Mike: Have you people thought about your government, instead of wasting away and wasting your time worrying about Boehner and company, wouldn’t it be more prudent to worry about Mayor Burgermeister or the Meisterburger? Wouldn’t it be more prudent, more productive, wouldn’t your government be closer to you and less likely to be able to tyrannize you if all you had to deal with was your city council that could only be elected to one-year terms? This is what Mr. Nock is talking about. This is what Thomas Jefferson was talking about. This is what John Taylor of Caroline spent the last 30 years of his life devoted to, writing about and chronicling, how it needed to be preserved in the United States. Of course, it wasn’t, and here we are today, $16 trillion in the hole directly, $220 trillion in the hole indirectly. We have no seeming control over any of our political machinations, less they be overruled by some federal magistrate. Weren’t these guys pressing or what? Why aren’t we paying attention to these men? Why do we continue to look, for salvation, to the current, to the large, to the big? It can’t fix the problem again, ladies and gentlemen.
I realize it’s early in the morning on the East Coast, but this ought to be simple to grasp. Recent history ought to demonstrate that this ought to be easy to grasp. Why is it you so fear President Obama? Because he controls a large menacing government that can come after you, take your money, draft your children and imprison you, can’t he? Is that possible in a smaller sphere where liberty is cherished and is the direct end, as Patrick Henry said, of all our negotiations? I suppose it is. Is it likely? No. To put the final point on this:
Absurd as the idea of township sovereignty may seem, it is not nearly so absurd as the notion that a republican system can possibly be stretched over an area as large and populous as France, Spain, the United States, or even Delaware or Rhode Island. Our self-styled modern republics are not republics, they are nothing like republics. They are merely the sort of thing, as the great Guizot contemptuously said, that “begins with Plato, and necessarily ends with a policeman.”
This discussion can be extended indefinitely. For example, suppose society should weary of its fruitless efforts to educate the ineducable, and should back up all the way to the severe and sensible selective system proposed by Mr. Jefferson in the plan that he drew up for public education in Virginia. It would mean the permanent closing of at least 90 percent of our schools, colleges, and universities, and no doubt this would be regarded as a calamity worse than the burning of Moscow.

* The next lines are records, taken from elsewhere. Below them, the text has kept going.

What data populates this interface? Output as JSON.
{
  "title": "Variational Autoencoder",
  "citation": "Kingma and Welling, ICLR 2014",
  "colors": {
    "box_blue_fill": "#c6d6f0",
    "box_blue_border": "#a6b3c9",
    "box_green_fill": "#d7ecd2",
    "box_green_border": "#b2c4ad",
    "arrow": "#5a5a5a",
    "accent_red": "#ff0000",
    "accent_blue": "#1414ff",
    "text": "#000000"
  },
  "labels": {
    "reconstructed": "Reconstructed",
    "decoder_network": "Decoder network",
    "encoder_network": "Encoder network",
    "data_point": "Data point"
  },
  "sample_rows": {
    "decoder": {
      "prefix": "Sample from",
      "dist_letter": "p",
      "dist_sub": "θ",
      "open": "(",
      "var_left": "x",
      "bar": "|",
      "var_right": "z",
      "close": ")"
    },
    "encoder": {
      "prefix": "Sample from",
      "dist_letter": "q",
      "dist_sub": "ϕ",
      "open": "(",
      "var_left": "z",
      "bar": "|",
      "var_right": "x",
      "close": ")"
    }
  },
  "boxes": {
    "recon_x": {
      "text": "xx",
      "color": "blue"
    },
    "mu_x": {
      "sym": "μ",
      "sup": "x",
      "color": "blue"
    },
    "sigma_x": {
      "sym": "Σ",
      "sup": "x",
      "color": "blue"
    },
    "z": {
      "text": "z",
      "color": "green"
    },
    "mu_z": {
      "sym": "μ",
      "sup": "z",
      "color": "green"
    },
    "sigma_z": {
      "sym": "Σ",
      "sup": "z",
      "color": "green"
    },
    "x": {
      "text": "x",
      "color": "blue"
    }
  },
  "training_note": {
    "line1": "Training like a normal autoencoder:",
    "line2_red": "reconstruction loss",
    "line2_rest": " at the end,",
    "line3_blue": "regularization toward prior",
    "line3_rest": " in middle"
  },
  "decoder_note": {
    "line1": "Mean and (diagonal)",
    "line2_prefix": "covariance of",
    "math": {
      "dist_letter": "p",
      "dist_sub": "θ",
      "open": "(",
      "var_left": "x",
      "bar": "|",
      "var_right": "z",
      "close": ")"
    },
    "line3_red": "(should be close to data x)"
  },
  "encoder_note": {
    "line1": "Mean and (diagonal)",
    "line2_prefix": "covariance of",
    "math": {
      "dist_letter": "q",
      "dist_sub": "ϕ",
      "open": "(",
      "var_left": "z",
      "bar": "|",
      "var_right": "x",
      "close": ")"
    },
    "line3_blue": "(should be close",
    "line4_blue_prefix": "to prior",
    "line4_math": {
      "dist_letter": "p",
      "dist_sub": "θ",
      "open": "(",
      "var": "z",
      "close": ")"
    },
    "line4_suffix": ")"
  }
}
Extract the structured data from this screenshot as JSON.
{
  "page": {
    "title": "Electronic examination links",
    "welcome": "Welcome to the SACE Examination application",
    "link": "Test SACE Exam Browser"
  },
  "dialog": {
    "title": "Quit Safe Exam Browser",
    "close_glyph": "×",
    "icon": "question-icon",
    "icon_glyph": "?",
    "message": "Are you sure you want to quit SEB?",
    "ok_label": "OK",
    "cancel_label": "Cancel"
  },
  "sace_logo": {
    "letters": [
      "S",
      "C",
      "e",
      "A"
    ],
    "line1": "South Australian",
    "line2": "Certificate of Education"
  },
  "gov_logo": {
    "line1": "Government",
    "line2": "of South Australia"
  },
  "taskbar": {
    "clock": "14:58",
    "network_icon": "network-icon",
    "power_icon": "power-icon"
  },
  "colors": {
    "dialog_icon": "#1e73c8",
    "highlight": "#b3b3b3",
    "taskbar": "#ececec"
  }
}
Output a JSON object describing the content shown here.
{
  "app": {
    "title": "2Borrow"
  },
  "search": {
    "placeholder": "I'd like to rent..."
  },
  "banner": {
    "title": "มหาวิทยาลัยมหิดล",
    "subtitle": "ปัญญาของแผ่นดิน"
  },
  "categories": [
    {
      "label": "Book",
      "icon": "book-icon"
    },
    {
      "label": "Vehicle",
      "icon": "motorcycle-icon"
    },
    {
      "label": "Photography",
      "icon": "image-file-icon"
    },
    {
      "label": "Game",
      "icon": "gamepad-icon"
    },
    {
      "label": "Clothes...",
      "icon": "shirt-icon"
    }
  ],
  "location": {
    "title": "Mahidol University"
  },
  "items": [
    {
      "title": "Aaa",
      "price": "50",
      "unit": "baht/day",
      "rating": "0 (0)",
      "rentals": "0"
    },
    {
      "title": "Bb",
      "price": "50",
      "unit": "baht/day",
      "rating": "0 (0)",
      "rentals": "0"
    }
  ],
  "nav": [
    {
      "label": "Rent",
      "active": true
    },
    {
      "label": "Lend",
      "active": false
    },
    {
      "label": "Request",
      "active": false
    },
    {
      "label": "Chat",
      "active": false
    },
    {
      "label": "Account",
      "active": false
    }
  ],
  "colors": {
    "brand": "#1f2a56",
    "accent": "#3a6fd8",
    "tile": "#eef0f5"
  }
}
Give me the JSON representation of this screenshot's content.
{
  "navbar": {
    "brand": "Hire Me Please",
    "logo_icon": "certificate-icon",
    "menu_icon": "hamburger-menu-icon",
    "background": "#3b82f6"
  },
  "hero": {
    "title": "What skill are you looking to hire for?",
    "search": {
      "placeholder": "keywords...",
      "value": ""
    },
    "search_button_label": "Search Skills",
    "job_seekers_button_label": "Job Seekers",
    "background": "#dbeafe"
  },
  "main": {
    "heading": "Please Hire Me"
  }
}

Yet clearly the only alternative is dragging out a hopeless conflict with the unbeatable forces of nature.
End Mike Church Show Transcript